Dataset rows for apps and sites:
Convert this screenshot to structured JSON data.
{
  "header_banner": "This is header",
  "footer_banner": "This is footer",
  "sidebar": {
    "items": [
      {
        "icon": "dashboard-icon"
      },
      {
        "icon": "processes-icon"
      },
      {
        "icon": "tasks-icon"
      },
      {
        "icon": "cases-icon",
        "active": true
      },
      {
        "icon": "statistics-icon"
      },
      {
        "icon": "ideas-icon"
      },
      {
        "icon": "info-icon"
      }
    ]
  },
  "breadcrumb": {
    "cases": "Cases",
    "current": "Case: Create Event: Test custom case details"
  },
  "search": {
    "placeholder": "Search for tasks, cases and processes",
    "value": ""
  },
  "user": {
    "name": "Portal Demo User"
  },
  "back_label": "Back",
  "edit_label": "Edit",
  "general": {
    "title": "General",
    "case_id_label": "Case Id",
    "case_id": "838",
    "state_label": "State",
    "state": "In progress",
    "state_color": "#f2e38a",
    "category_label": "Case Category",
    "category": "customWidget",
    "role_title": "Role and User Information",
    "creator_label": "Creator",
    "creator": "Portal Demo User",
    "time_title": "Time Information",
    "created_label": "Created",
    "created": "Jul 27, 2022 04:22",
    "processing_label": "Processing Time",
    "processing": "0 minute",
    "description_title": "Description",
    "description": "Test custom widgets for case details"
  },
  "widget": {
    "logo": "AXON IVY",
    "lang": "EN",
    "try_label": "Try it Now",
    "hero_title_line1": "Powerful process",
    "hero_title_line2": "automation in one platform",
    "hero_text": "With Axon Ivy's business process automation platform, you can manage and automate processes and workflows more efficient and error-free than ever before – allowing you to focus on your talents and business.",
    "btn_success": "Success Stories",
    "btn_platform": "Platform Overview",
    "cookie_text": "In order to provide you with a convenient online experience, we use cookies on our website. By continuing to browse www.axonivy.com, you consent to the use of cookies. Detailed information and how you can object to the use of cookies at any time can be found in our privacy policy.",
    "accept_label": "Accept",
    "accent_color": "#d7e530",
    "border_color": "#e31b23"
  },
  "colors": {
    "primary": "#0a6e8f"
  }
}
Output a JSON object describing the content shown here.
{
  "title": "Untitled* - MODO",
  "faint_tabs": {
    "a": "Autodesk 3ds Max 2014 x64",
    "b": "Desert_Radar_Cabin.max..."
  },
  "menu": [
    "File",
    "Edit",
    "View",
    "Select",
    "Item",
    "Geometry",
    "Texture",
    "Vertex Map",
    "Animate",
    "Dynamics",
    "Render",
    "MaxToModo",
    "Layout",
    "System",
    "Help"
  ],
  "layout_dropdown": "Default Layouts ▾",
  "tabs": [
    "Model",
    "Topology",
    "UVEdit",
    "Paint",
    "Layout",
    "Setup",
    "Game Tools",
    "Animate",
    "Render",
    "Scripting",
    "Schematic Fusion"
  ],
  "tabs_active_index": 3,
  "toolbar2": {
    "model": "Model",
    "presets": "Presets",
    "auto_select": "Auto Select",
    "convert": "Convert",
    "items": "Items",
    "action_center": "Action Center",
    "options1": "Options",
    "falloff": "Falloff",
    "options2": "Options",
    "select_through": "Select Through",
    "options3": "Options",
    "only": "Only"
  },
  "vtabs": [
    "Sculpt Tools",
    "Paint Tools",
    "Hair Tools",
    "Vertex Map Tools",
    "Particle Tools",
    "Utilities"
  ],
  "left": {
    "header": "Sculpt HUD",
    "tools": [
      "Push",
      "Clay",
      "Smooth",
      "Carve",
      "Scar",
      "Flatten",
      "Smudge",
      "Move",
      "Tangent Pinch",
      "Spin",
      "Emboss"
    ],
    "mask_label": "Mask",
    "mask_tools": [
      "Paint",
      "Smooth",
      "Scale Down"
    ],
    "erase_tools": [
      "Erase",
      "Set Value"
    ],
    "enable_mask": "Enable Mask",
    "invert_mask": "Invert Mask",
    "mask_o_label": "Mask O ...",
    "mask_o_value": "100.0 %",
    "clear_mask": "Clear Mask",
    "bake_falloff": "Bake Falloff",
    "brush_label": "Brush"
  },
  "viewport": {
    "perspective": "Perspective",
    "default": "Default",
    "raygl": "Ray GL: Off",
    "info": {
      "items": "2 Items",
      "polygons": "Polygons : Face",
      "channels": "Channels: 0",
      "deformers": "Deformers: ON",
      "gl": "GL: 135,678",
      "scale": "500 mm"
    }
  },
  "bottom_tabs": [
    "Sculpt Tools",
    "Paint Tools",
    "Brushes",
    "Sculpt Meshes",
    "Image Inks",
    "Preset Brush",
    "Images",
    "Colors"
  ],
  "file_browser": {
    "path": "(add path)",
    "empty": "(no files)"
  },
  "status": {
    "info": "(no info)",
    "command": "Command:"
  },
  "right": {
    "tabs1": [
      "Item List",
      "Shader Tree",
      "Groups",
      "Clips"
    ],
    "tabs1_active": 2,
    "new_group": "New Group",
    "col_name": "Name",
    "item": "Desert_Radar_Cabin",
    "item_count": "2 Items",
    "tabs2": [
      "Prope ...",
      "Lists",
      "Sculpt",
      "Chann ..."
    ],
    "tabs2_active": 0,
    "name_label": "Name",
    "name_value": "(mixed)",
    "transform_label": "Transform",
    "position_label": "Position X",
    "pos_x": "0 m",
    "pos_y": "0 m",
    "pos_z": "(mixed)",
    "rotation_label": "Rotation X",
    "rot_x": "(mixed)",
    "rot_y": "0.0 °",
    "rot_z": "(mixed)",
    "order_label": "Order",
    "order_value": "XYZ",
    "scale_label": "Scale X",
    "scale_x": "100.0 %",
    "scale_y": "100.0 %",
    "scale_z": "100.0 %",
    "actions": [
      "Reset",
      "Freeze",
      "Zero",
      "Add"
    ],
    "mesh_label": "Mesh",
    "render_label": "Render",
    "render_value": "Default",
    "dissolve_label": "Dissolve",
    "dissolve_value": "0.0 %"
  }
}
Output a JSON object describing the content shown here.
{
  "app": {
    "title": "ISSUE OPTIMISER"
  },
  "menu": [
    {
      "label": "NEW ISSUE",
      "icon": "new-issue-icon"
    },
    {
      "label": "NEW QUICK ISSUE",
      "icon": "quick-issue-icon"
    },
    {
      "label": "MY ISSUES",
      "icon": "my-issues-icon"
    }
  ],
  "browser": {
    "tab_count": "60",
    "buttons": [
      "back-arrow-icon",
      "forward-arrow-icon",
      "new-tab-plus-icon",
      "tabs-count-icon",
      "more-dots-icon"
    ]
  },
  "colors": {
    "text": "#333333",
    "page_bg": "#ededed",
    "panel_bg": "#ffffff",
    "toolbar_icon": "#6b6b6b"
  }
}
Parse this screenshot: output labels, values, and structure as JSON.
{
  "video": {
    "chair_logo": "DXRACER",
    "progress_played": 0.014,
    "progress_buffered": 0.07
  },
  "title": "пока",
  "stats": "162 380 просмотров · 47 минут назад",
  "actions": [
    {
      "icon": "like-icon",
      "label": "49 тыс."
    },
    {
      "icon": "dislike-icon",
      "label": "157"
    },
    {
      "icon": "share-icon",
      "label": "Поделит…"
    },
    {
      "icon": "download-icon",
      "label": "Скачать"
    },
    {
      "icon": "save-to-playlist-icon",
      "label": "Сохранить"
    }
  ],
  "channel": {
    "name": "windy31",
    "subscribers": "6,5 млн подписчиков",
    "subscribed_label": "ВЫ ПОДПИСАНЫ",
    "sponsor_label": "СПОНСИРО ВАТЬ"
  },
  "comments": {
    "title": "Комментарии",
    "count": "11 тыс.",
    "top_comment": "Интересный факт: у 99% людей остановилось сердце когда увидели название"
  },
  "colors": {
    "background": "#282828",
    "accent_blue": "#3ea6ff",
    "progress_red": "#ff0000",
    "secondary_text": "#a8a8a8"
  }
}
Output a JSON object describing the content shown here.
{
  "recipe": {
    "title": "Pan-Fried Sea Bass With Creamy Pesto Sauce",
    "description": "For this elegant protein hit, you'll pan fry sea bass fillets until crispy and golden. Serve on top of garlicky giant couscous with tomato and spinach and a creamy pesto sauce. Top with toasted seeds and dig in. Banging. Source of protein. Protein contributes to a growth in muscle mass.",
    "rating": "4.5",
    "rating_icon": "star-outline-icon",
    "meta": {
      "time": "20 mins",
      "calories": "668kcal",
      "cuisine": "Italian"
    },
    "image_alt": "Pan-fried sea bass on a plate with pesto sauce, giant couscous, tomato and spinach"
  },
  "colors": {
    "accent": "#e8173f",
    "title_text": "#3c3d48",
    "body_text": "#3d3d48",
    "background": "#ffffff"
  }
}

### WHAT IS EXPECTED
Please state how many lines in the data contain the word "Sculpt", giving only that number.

### TASK RESPONSE
5